Nigel Savage, chief executive of the College of Law, said the proposals may also put a spanner in the works of developments inside law firms. “Many law firms are looking at increasing the research skills of their lawyers. Under the scheme they won’t be able to do this,” he said.
Janet Paraskeva, chief executive of the Law Society, told The Lawyer that choice was at the heart of the review. “It is seeking to unpack the one-size-fits-all model of qualifying to become a solicitor. In many ways the current approach has become outmoded, expensive and possibly discriminatory,” she said.
Education providers, who stand to lose students and therefore revenue as a result of the proposals, and law firms contacted by The Lawyer believed almost universally that the LPC, combined with the law degree or the GDL route, remains the best option for law students.
Bernard George, Dechert’s director of training and a former director of the Store Street branch of the College of Law, said: “I’m very surprised that the Law Society is taking this line. Most people think legal training has improved dramatically over the last decade, and that the LPC [the vocational part of training] is an improvement on what went before.”
One senior academic went further, suggesting the Law Society has sacrificed the benefits of the LPC in order to save money.
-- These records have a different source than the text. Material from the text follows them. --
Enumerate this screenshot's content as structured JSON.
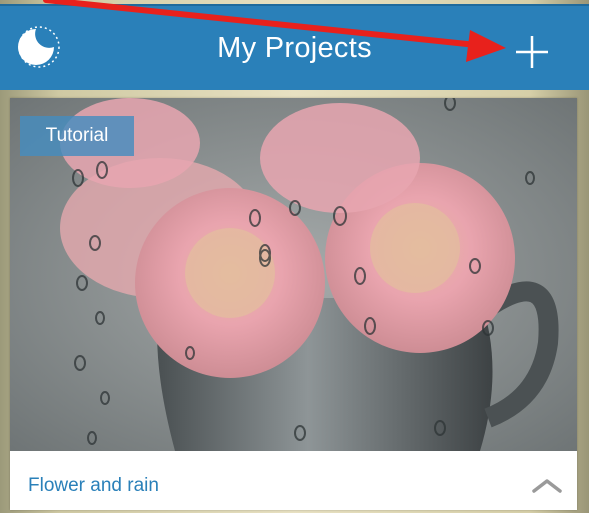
{
  "header": {
    "title": "My Projects",
    "background": "#2a80b9",
    "logo_icon": "adobe-capture-logo-icon",
    "add_icon": "plus-icon"
  },
  "annotation": {
    "arrow_color": "#e8211c"
  },
  "project_card": {
    "badge": "Tutorial",
    "name": "Flower and rain",
    "image_description": "pink-roses-in-metal-pitcher-with-raindrops",
    "expand_icon": "chevron-up-icon"
  }
}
He pointed to the fact that the Law Society has to pay for “expensive” evaluations on law schools. The source said that by scrapping them, which is a possible outcome of the proposals, the Law Society can look more “businesslike”. “It is now only interested in quality assurance at the point of exit,” he added.
Nonetheless, external assessment of trainees on completion of the work-based learning stage would undoubtedly add to law firms’ and the Law Society’s cost burden. Law firms would have additional administrative burdens in managing trainees’ preparation for assessment and would presumably bear the expense of paying for the external assessors. The Law Society in turn would be responsible for assessing the assessors.
To further anger the City’s top firms, it is also being proposed that firms’ trainee supervisors should undergo Law Society assessments. Dechert’s George condemned the suggestion as “utterly perverse”. “Students don’t have to attend a course, and yet trainee supervisors have to do so. This can’t be right,” he said.